In [1]:
def square(n):
ans = n * n
return ans

In [2]:
square(4)

Out[2]:
16
In [3]:
def power(n, m):
ans = 1
for i in range(m):
ans = ans * n
return ans

In [4]:
power(4, 2)

Out[4]:
16
In [5]:
def square(n):
return power(n, 2)

In [6]:
square(4)

Out[6]:
16

#### Map¶

In [7]:
# Create a list of numbers.
numbers = list(range(10))

In [8]:
numbers

Out[8]:
[0, 1, 2, 3, 4, 5, 6, 7, 8, 9]
In [9]:
# Apply f to all numbers.
def mapall(f, l):
return [f(i) for i in l]

In [10]:
# Apply square function (from above) to numbers list.
mapall(square, numbers)

Out[10]:
[0, 1, 4, 9, 16, 25, 36, 49, 64, 81]
In [11]:
# Apply str() function to numbers.
mapall(str, numbers)

Out[11]:
['0', '1', '2', '3', '4', '5', '6', '7', '8', '9']
In [12]:
# Apply an anonymous function to numbers.
mapall(lambda x: x - 5, numbers)

Out[12]:
[-5, -4, -3, -2, -1, 0, 1, 2, 3, 4]

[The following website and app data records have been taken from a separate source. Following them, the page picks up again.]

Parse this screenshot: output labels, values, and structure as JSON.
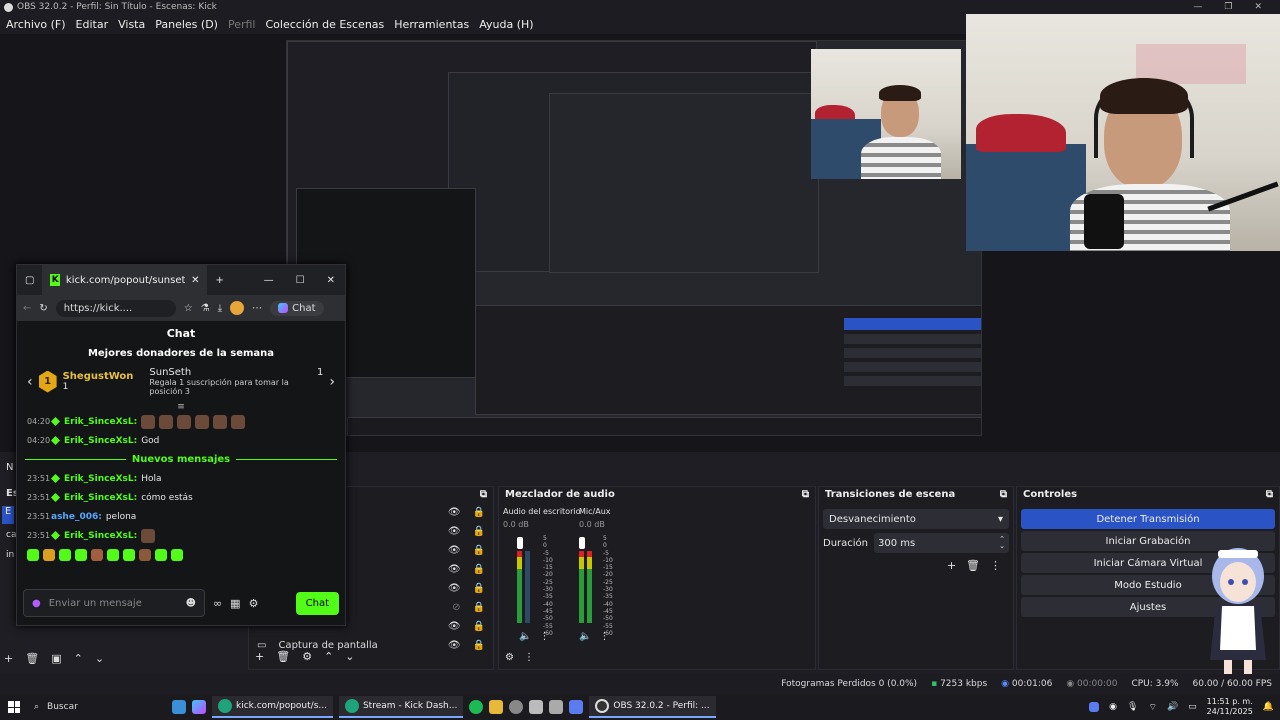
{
  "window": {
    "title": "OBS 32.0.2 - Perfil: Sin Título - Escenas: Kick"
  },
  "menu": {
    "items": [
      "Archivo (F)",
      "Editar",
      "Vista",
      "Paneles (D)",
      "Perfil",
      "Colección de Escenas",
      "Herramientas",
      "Ayuda (H)"
    ]
  },
  "chat_window": {
    "tab_title": "kick.com/popout/sunseth/chat",
    "address": "https://kick....",
    "copilot_label": "Chat",
    "title": "Chat",
    "donors_title": "Mejores donadores de la semana",
    "donor1_name": "ShegustWon",
    "donor1_rank": "1",
    "donor1_count": "1",
    "donor2_name": "SunSeth",
    "donor2_count": "1",
    "gift_hint": "Regala 1 suscripción para tomar la posición 3",
    "new_messages_label": "Nuevos mensajes",
    "messages": [
      {
        "time": "04:20",
        "user": "Erik_SinceXsL:",
        "text": ""
      },
      {
        "time": "04:20",
        "user": "Erik_SinceXsL:",
        "text": "God"
      },
      {
        "time": "23:51",
        "user": "Erik_SinceXsL:",
        "text": "Hola"
      },
      {
        "time": "23:51",
        "user": "Erik_SinceXsL:",
        "text": "cómo estás"
      },
      {
        "time": "23:51",
        "user": "ashe_006:",
        "text": "pelona"
      },
      {
        "time": "23:51",
        "user": "Erik_SinceXsL:",
        "text": ""
      }
    ],
    "input_placeholder": "Enviar un mensaje",
    "send_label": "Chat"
  },
  "docks": {
    "sources_last_item": "Captura de pantalla",
    "mixer_title": "Mezclador de audio",
    "mixer_ch1_name": "Audio del escritorio",
    "mixer_ch1_db": "0.0 dB",
    "mixer_ch2_name": "Mic/Aux",
    "mixer_ch2_db": "0.0 dB",
    "mixer_scale": [
      "5",
      "0",
      "-5",
      "-10",
      "-15",
      "-20",
      "-25",
      "-30",
      "-35",
      "-40",
      "-45",
      "-50",
      "-55",
      "-60"
    ],
    "transitions_title": "Transiciones de escena",
    "transition_value": "Desvanecimiento",
    "duration_label": "Duración",
    "duration_value": "300 ms",
    "controls_title": "Controles",
    "controls": [
      "Detener Transmisión",
      "Iniciar Grabación",
      "Iniciar Cámara Virtual",
      "Modo Estudio",
      "Ajustes"
    ]
  },
  "left_labels": {
    "n": "N",
    "es": "Es",
    "e": "E",
    "ca": "ca",
    "in": "in"
  },
  "status": {
    "dropped_frames": "Fotogramas Perdidos 0 (0.0%)",
    "bitrate": "7253 kbps",
    "stream_time": "00:01:06",
    "rec_time": "00:00:00",
    "cpu": "CPU: 3.9%",
    "fps": "60.00 / 60.00 FPS"
  },
  "taskbar": {
    "search_label": "Buscar",
    "app1": "kick.com/popout/s...",
    "app2": "Stream - Kick Dash...",
    "app3": "OBS 32.0.2 - Perfil: ...",
    "time": "11:51 p. m.",
    "date": "24/11/2025"
  },
  "colors": {
    "kick_green": "#53fc18",
    "obs_accent": "#2a53c5"
  }
}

#### Reduce¶

In [13]:
# Take a list and reduce it to a number.
# Output is ...f(f(f(l[0], l[1]), l[2]), l[3]), ...
def reduceall(f, l):
ans = l[0]
# Loop through the other elements.
for x in l[1:]:
# Apply f to current answer and next list element.
ans = f(ans, x)
return ans

In [14]:
# Imperative programming languages...
def plus(x, y):
"""Replacing an operator with a function."""
return x + y

In [15]:
numbers

Out[15]:
[0, 1, 2, 3, 4, 5, 6, 7, 8, 9]
In [16]:
# Add all elements of numbers.
reduceall(plus, numbers)

Out[16]:
45
In [17]:
reduceall(plus, mapall(lambda x: x - (sum(numbers) / len(numbers)), numbers))

Out[17]:
0.0
In [18]:
numbers

Out[18]:
[0, 1, 2, 3, 4, 5, 6, 7, 8, 9]
In [19]:
# A functional programming language would let you do this:
# Uncomment for an error:
# reduceall(+, numbers)

In [20]:
# Or this...
# Uncomment for an error:
# reduceall(sum, numbers)


#### Data as functions¶

In [21]:
def two():
return 2

In [22]:
two() + two()

Out[22]:
4
In [23]:
def four():
return two() + two()

In [24]:
four()

Out[24]:
4
In [25]:
4 + four()

Out[25]:
8
In [26]:
def four_the_func():
return four

In [27]:
four_the_func()

Out[27]:
<function __main__.four()>
In [28]:
# Uncomment for an error:
# four_the_func() + four_the_func()


#### Two views of computing¶

Turing's view

$A$ 0 $1$ R $B$
$A$ 1 $0$ R $B$
$A$ _ $F$ L 
$B$ 0 $0$ R $A$
$B$ 1 $1$ R $A$
$B$ _ $F$ L 

Input: $00001111$

Workings: $A00001111 \rightarrow 1B0001111 \rightarrow 10A001111 \rightarrow \ldots$

Output: $10100101F$

Church's view

$$\lambda x. x x$$$$(\lambda x. x x) A = A A$$

$$(\lambda x. x x)(\lambda x. x x)$$$$(\lambda x. x x)(\lambda x. x x) = (\lambda x. x x)(\lambda x. x x) = \ldots$$

$$0: \qquad \lambda f. \lambda x. x$$$$1: \qquad \lambda f. \lambda x. f x$$$$Successor: \qquad \lambda n. \lambda f. \lambda x. f (n f x)$$

$$\qquad (\lambda n. \lambda f. \lambda x. f (n f x)) (\lambda f. \lambda x. x) = \lambda f. \lambda x. f x$$

#### Programs and files¶

In [29]:
import sys

In [30]:
with open(r"C:\Program Files\Microsoft Office\root\Office16\WINWORD.EXE", "rb") as f:
for i in range(4):

01001101 01011010 10010000 00000000
with open(r"C:\Users\Ian\Desktop\Hello.docx", "rb") as f:

01010000 01001011 00000011 00000100